Today the Central Otago District Council celebrates the completion of the Cromwell Wastewater Treatment Plant (WWTP) Upgrade Project, which came in under budget and ahead of schedule. The upgrade included connecting the Bannockburn Wastewater System to Cromwell. The upgrade is the first phase of the Council's 10-year Plan to improve the quality of the district's urban wastewater discharges.
The Council Infrastructure Team credits innovative design and construction methods by local contractors Fulton Hogan and Downers for the early and efficient completion of the project.
The project commenced in January 2016 and was estimated to cost $10.9 million. The final investment was $8 million, saving ratepayers $2.9 million dollars, which will be reinvested into future projects within the plan.
"Safe, clean water is a precious resource we all value, and the Council is determined to protect it for future generations," said Deputy Mayor and Cromwell Community Board Chair Neil Gillespie.

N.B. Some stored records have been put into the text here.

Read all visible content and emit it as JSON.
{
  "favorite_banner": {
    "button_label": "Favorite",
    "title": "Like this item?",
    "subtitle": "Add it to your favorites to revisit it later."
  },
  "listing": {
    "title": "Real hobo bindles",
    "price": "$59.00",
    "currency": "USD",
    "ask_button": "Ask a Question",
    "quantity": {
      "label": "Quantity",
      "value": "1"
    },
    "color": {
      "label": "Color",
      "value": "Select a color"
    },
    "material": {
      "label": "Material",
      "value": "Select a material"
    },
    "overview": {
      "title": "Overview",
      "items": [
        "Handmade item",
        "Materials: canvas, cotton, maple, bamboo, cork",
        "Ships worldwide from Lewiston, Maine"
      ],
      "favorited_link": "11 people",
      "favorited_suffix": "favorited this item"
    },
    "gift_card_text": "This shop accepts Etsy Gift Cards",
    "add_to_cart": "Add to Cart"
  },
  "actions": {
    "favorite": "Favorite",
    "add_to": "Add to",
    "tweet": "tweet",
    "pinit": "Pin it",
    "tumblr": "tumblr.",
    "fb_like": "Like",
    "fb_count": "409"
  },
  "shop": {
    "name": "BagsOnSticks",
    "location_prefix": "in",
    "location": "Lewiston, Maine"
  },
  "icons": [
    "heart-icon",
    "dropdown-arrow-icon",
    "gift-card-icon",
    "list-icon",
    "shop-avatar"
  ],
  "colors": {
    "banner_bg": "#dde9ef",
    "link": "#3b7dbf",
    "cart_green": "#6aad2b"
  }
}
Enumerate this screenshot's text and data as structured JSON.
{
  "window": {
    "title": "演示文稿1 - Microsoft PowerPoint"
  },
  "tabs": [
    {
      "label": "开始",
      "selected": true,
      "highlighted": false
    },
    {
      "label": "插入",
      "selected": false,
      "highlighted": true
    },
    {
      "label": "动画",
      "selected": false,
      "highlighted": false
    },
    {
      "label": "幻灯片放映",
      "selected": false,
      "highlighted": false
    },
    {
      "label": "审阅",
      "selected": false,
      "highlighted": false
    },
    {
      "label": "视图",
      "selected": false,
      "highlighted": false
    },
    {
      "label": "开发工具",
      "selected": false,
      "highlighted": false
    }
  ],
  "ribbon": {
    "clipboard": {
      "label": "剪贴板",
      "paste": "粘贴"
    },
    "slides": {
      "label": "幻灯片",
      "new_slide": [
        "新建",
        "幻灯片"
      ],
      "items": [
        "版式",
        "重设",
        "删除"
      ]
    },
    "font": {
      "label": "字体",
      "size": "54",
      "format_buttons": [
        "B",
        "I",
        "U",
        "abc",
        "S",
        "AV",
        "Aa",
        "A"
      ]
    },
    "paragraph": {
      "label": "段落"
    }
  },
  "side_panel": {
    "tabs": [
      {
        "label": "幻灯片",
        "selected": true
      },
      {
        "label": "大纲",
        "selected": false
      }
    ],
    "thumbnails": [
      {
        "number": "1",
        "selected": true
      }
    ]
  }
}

"We invested ratepayer's money effectively and at the right time, with the latest technology and design."
Some of the new technology at the wastewater treatment plant includes Kiwi-designed Aquarators, which mix air into the ponds to allow bacteria and algae to break down harmful matter and clean the water (pictured right). The water is then pumped into the newly upgraded membrane plant (pictured above) and through a large new filtration system, which is made up of millions of hollow straws that further filter and clean the water. The filtering process is chemical free. After this process, the treated water is discharged into Lake Dunstan and is clean enough to swim in.
The upgraded plant now has the capacity to deal with three times the volume allowing it to cope with the demands of Central Otago's growing population base now and in the future.

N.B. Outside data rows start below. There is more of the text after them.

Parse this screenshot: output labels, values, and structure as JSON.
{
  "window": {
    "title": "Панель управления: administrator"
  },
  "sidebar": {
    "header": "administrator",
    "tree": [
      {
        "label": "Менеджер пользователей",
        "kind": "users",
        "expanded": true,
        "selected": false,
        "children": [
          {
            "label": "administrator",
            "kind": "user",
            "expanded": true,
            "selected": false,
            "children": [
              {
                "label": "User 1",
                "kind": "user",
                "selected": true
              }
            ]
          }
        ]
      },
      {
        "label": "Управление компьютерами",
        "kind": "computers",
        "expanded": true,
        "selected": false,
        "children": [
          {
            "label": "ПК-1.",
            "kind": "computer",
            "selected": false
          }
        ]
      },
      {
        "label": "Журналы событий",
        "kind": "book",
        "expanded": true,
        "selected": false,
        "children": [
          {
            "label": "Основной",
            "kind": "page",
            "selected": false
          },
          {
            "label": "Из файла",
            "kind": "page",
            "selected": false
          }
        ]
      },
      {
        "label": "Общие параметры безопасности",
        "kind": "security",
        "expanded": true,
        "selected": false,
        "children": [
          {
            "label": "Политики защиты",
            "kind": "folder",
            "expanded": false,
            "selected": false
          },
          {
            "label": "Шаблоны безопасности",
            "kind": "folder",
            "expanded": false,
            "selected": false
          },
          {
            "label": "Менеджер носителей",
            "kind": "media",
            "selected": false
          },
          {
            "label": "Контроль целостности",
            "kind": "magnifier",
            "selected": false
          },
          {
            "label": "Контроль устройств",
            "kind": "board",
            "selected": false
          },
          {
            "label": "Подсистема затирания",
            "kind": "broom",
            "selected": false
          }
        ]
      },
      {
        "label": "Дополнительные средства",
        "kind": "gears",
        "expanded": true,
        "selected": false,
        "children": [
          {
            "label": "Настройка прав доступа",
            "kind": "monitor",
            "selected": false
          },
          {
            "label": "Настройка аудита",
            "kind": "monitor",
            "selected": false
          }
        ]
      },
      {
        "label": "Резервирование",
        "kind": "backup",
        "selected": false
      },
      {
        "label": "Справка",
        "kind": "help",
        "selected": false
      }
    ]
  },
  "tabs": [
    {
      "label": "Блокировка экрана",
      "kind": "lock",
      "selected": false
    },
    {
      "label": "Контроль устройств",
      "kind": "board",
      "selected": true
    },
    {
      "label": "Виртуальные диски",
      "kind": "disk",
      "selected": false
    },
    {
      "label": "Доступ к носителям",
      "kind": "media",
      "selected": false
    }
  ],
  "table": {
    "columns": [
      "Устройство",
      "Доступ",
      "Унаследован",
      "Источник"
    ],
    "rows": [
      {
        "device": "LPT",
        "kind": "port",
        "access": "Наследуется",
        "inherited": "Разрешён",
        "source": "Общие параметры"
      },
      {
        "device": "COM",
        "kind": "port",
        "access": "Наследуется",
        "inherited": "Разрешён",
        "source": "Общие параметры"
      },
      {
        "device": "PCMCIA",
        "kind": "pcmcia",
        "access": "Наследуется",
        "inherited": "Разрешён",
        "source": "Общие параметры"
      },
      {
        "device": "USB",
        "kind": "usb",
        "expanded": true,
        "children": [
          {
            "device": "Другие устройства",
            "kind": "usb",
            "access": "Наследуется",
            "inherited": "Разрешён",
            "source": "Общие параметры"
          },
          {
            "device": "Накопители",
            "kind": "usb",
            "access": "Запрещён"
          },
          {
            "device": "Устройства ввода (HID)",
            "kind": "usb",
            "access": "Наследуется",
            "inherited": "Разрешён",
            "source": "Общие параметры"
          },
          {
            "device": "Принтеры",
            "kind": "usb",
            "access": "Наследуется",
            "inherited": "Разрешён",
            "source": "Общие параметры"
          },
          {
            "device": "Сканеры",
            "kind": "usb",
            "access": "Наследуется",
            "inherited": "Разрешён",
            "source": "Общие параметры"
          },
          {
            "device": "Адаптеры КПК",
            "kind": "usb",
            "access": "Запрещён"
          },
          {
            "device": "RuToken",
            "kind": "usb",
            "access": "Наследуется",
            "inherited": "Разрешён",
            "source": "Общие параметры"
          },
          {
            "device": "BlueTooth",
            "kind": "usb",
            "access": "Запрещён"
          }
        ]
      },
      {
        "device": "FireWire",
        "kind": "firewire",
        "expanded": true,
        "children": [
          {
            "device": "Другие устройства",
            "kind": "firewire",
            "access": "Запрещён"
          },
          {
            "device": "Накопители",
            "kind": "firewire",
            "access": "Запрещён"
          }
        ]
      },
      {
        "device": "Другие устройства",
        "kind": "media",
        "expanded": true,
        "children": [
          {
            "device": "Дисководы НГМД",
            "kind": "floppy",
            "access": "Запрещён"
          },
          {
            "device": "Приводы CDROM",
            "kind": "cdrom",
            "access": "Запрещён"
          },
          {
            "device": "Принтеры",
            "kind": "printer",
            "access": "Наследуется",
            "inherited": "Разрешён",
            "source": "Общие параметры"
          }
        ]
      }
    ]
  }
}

"Thanks to the upgrade E. coli levels are 1,000 times better and we're ready to handle the demands of our growing population efficiently and sustainably," Mr Gillespie said.
The Central Otago District Council successfully manages seven public wastewater schemes in the region and continues to invest in these with regular upgrades and maintenance to avoid long-term problems.
"The quality of our water is important, not just for today, but for future generations so that we can all continue to enjoy the things we love about our region such as swimming, boating and fishing,"